Should, or rather when, England does change its definition of “fully vaccinated” to include three jabs, international travelers looking to visit the country will likely find they too need a booster shot to enter.

Some Countries Are Putting Expiration Dates On Proof Of Vaccination

International travelers may also find they need to get a Covid-19 booster shot simply because a number of countries are beginning to put expiration dates on the vaccine. Austria, Croatia, Switzerland, and Vietnam have already announced one-year expiration dates for Covid-19 vaccine cards or certificates, meaning any traveler who received their vaccine more than a year ago will need to re-up with a booster, Forbes has reported. In Israel, lawmakers have shortened the period of time the country’s Covid Green Pass, which is required for anyone looking to enter indoor venues, is considered valid.
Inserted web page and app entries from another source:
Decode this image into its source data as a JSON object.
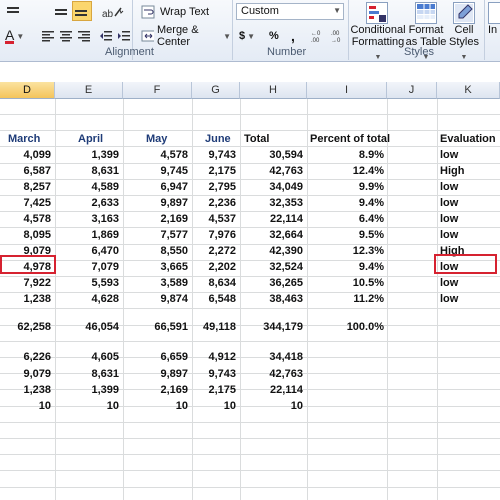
{
  "ribbon": {
    "wrap_text": "Wrap Text",
    "merge_center": "Merge & Center",
    "number_format": "Custom",
    "currency_symbol": "$",
    "percent_symbol": "%",
    "comma_symbol": ",",
    "conditional_formatting": [
      "Conditional",
      "Formatting"
    ],
    "format_as_table": [
      "Format",
      "as Table"
    ],
    "cell_styles": [
      "Cell",
      "Styles"
    ],
    "insert_partial": "In",
    "groups": {
      "alignment": "Alignment",
      "number": "Number",
      "styles": "Styles"
    }
  },
  "columns": [
    "D",
    "E",
    "F",
    "G",
    "H",
    "I",
    "J",
    "K"
  ],
  "headers": {
    "march": "March",
    "april": "April",
    "may": "May",
    "june": "June",
    "total": "Total",
    "percent": "Percent of total",
    "evaluation": "Evaluation"
  },
  "rows": [
    {
      "march": "4,099",
      "april": "1,399",
      "may": "4,578",
      "june": "9,743",
      "total": "30,594",
      "percent": "8.9%",
      "evaluation": "low"
    },
    {
      "march": "6,587",
      "april": "8,631",
      "may": "9,745",
      "june": "2,175",
      "total": "42,763",
      "percent": "12.4%",
      "evaluation": "High"
    },
    {
      "march": "8,257",
      "april": "4,589",
      "may": "6,947",
      "june": "2,795",
      "total": "34,049",
      "percent": "9.9%",
      "evaluation": "low"
    },
    {
      "march": "7,425",
      "april": "2,633",
      "may": "9,897",
      "june": "2,236",
      "total": "32,353",
      "percent": "9.4%",
      "evaluation": "low"
    },
    {
      "march": "4,578",
      "april": "3,163",
      "may": "2,169",
      "june": "4,537",
      "total": "22,114",
      "percent": "6.4%",
      "evaluation": "low"
    },
    {
      "march": "8,095",
      "april": "1,869",
      "may": "7,577",
      "june": "7,976",
      "total": "32,664",
      "percent": "9.5%",
      "evaluation": "low"
    },
    {
      "march": "9,079",
      "april": "6,470",
      "may": "8,550",
      "june": "2,272",
      "total": "42,390",
      "percent": "12.3%",
      "evaluation": "High"
    },
    {
      "march": "4,978",
      "april": "7,079",
      "may": "3,665",
      "june": "2,202",
      "total": "32,524",
      "percent": "9.4%",
      "evaluation": "low"
    },
    {
      "march": "7,922",
      "april": "5,593",
      "may": "3,589",
      "june": "8,634",
      "total": "36,265",
      "percent": "10.5%",
      "evaluation": "low"
    },
    {
      "march": "1,238",
      "april": "4,628",
      "may": "9,874",
      "june": "6,548",
      "total": "38,463",
      "percent": "11.2%",
      "evaluation": "low"
    }
  ],
  "totals": {
    "march": "62,258",
    "april": "46,054",
    "may": "66,591",
    "june": "49,118",
    "total": "344,179",
    "percent": "100.0%"
  },
  "stats": [
    {
      "march": "6,226",
      "april": "4,605",
      "may": "6,659",
      "june": "4,912",
      "total": "34,418"
    },
    {
      "march": "9,079",
      "april": "8,631",
      "may": "9,897",
      "june": "9,743",
      "total": "42,763"
    },
    {
      "march": "1,238",
      "april": "1,399",
      "may": "2,169",
      "june": "2,175",
      "total": "22,114"
    },
    {
      "march": "10",
      "april": "10",
      "may": "10",
      "june": "10",
      "total": "10"
    }
  ],
  "colors": {
    "header_blue": "#1f3c78",
    "highlight_red": "#d62230",
    "active_col": "#f4c45c"
  }
}
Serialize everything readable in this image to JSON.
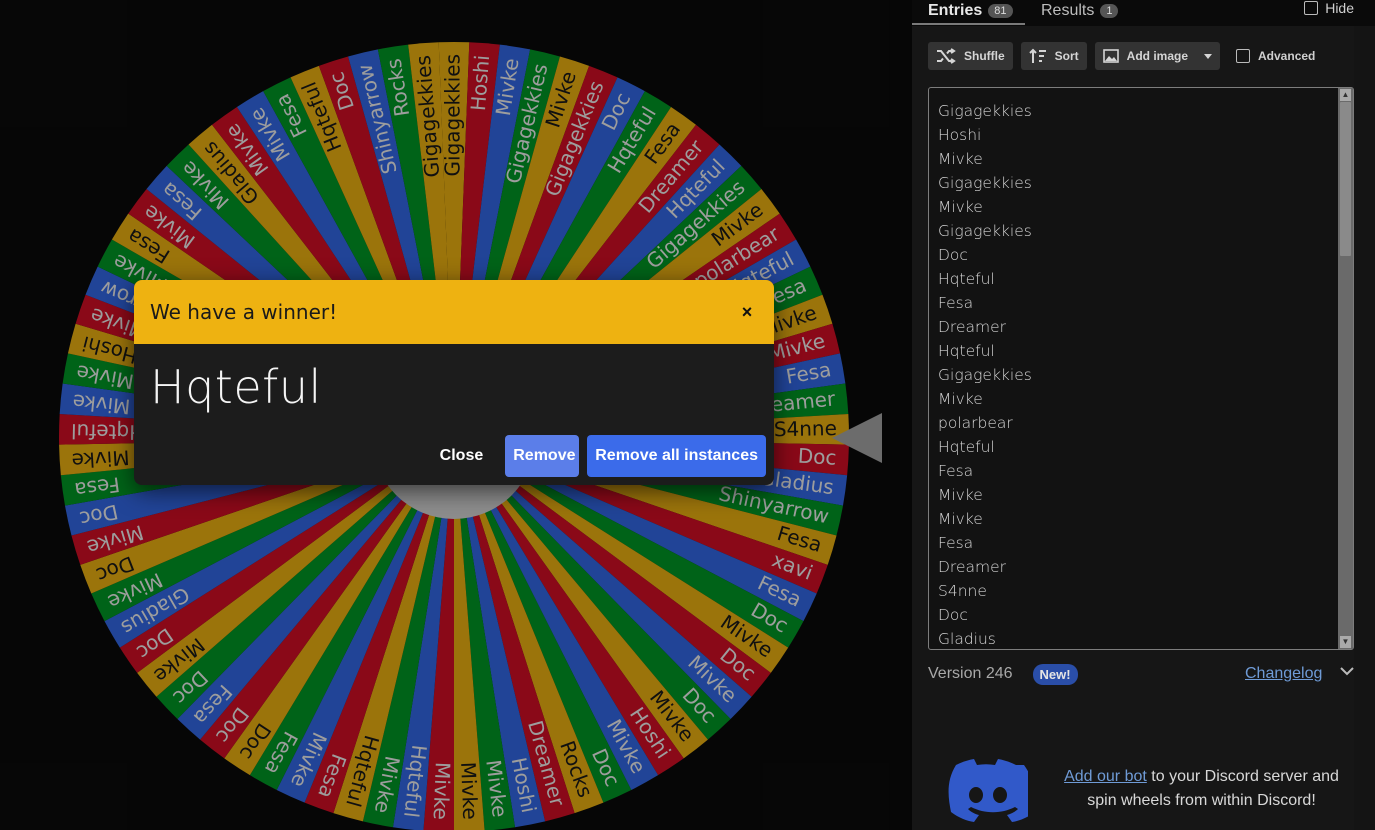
{
  "wheel": {
    "segments": [
      "Gigagekkies",
      "Hoshi",
      "Mivke",
      "Gigagekkies",
      "Mivke",
      "Gigagekkies",
      "Doc",
      "Hqteful",
      "Fesa",
      "Dreamer",
      "Hqteful",
      "Gigagekkies",
      "Mivke",
      "polarbear",
      "Hqteful",
      "Fesa",
      "Mivke",
      "Mivke",
      "Fesa",
      "Dreamer",
      "S4nne",
      "Doc",
      "Gladius",
      "Shinyarrow",
      "Fesa",
      "xavi",
      "Fesa",
      "Doc",
      "Mivke",
      "Doc",
      "Mivke",
      "Doc",
      "Mivke",
      "Hoshi",
      "Mivke",
      "Doc",
      "Rocks",
      "Dreamer",
      "Hoshi",
      "Mivke",
      "Mivke",
      "Mivke",
      "Hqteful",
      "Mivke",
      "Hqteful",
      "Fesa",
      "Mivke",
      "Fesa",
      "Doc",
      "Doc",
      "Fesa",
      "Doc",
      "Mivke",
      "Doc",
      "Gladius",
      "Mivke",
      "Doc",
      "Mivke",
      "Doc",
      "Fesa",
      "Mivke",
      "Hqteful",
      "Mivke",
      "Mivke",
      "Hoshi",
      "Mivke",
      "Shinyarrow",
      "Mivke",
      "Fesa",
      "Mivke",
      "Fesa",
      "Mivke",
      "Gladius",
      "Mivke",
      "Mivke",
      "Fesa",
      "Hqteful",
      "Doc",
      "Shinyarrow",
      "Rocks",
      "Gigagekkies"
    ],
    "colors": [
      "#eeb211",
      "#d50f25",
      "#3369e8",
      "#009925"
    ]
  },
  "dialog": {
    "title": "We have a winner!",
    "close_x": "×",
    "winner": "Hqteful",
    "close_label": "Close",
    "remove_label": "Remove",
    "remove_all_label": "Remove all instances"
  },
  "tabs": {
    "entries_label": "Entries",
    "entries_count": "81",
    "results_label": "Results",
    "results_count": "1",
    "hide_label": "Hide"
  },
  "toolbar": {
    "shuffle_label": "Shuffle",
    "sort_label": "Sort",
    "add_image_label": "Add image",
    "advanced_label": "Advanced"
  },
  "entries": [
    "Gigagekkies",
    "Hoshi",
    "Mivke",
    "Gigagekkies",
    "Mivke",
    "Gigagekkies",
    "Doc",
    "Hqteful",
    "Fesa",
    "Dreamer",
    "Hqteful",
    "Gigagekkies",
    "Mivke",
    "polarbear",
    "Hqteful",
    "Fesa",
    "Mivke",
    "Mivke",
    "Fesa",
    "Dreamer",
    "S4nne",
    "Doc",
    "Gladius"
  ],
  "footer": {
    "version": "Version 246",
    "new_badge": "New!",
    "changelog": "Changelog"
  },
  "discord": {
    "link_text": "Add our bot",
    "rest_text": " to your Discord server and spin wheels from within Discord!"
  }
}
According to Forbes, the pass is now valid for just six months after the last dose of a two-dose vaccine was administered, effectively making boosters mandatory for anyone who wishes to dine in a restaurant, bar, or cafe.

What About Travel Within The United States?

While the CDC has urged domestic travelers to delay travel until they are fully vaccinated, U.S. airlines do not currently require passengers to show proof of vaccination when purchasing a ticket or boarding. That could change, however, if the federal government moved to make Covid-19 vaccines requirement for domestic flights.

Earlier this month, some three dozen lawmakers sent President Joe Biden a letter urging him to issue a requirement mandating passengers show proof of vaccination or a negative test in order to board domestic flights. “This is a necessary and long overdue step toward ensuring all Americans feel safe and confident while traveling and [toward reducing] the chances of yet another devastating winter surge [of Covid-19 cases],” the letter read. “It is in the best interest of our nation’s public health to adopt these vaccination requirements for U.S. air travel.”